Exercise description =
Go through the records and show each line where the word "Pagina" occurs.

Data about app and page elements
┌──
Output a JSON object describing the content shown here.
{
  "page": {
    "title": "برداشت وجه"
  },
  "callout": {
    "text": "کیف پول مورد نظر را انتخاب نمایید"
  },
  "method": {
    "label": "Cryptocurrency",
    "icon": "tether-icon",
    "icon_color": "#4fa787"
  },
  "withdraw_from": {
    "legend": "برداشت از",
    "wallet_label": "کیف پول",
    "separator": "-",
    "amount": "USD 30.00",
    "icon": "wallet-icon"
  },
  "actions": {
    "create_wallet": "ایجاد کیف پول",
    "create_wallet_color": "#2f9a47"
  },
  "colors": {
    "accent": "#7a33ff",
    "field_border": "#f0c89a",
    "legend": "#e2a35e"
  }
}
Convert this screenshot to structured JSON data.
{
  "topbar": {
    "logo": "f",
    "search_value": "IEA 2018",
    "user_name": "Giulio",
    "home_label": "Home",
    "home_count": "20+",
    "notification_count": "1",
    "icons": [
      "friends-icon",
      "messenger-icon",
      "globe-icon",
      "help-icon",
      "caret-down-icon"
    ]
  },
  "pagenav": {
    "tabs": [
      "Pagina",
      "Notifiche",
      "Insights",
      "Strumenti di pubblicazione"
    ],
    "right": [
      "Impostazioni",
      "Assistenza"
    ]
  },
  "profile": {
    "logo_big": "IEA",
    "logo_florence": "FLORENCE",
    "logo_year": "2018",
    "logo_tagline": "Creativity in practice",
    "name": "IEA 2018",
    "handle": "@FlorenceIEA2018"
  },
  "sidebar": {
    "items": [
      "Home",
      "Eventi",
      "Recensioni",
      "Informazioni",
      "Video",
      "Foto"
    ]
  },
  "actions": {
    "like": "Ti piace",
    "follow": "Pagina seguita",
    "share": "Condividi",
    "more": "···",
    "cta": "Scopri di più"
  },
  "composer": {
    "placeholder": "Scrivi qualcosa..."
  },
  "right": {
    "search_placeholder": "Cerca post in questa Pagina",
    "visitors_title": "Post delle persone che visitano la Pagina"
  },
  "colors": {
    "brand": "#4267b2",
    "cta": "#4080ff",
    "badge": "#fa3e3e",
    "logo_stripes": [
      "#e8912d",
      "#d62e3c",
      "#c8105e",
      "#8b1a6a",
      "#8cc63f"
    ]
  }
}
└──
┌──
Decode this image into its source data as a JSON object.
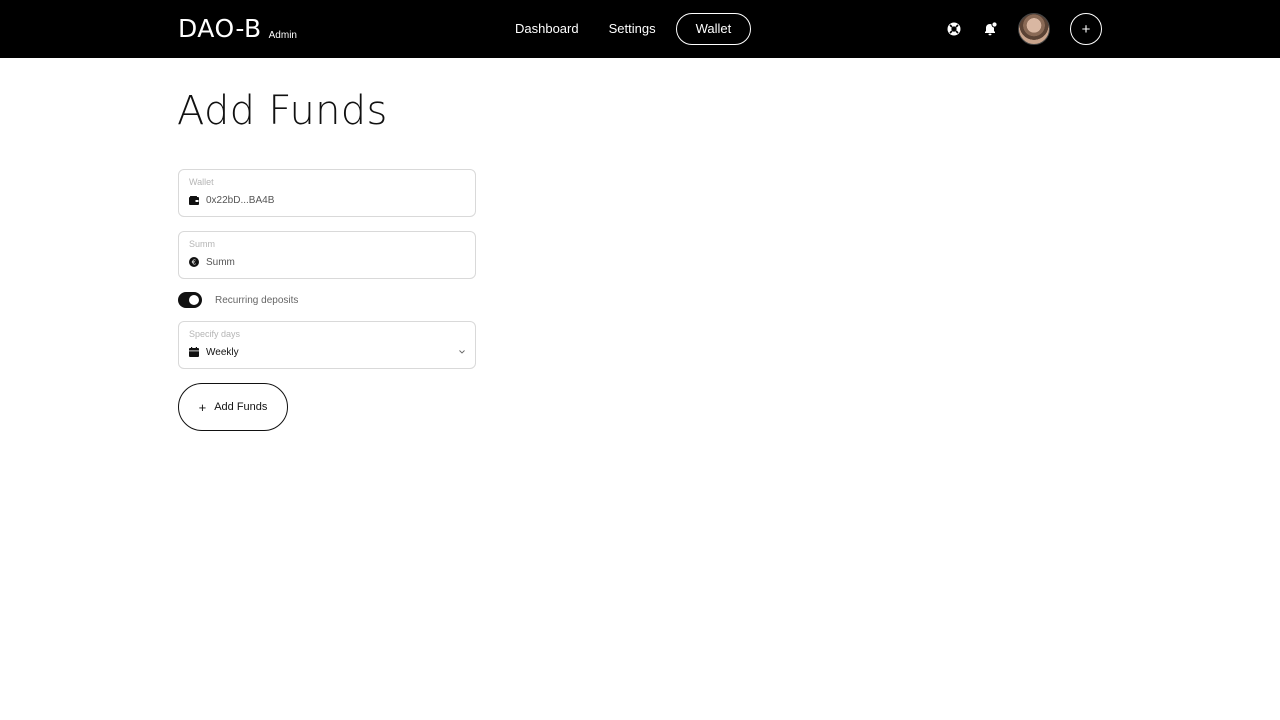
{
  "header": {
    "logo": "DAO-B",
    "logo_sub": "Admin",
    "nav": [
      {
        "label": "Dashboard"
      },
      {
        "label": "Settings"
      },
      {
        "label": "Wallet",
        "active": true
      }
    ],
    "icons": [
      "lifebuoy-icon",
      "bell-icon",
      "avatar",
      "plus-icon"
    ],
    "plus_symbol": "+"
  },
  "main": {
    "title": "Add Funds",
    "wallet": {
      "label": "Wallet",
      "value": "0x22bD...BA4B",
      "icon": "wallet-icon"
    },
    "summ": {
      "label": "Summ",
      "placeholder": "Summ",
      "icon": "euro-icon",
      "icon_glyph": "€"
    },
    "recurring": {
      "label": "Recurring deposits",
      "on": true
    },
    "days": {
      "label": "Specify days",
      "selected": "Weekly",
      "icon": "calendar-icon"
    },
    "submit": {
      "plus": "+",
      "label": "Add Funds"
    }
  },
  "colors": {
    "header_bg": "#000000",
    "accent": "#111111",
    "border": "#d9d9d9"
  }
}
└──
Written response =
      "Pagina",
    "follow": "Pagina seguita",
    "search_placeholder": "Cerca post in questa Pagina",
    "visitors_title": "Post delle persone che visitano la Pagina"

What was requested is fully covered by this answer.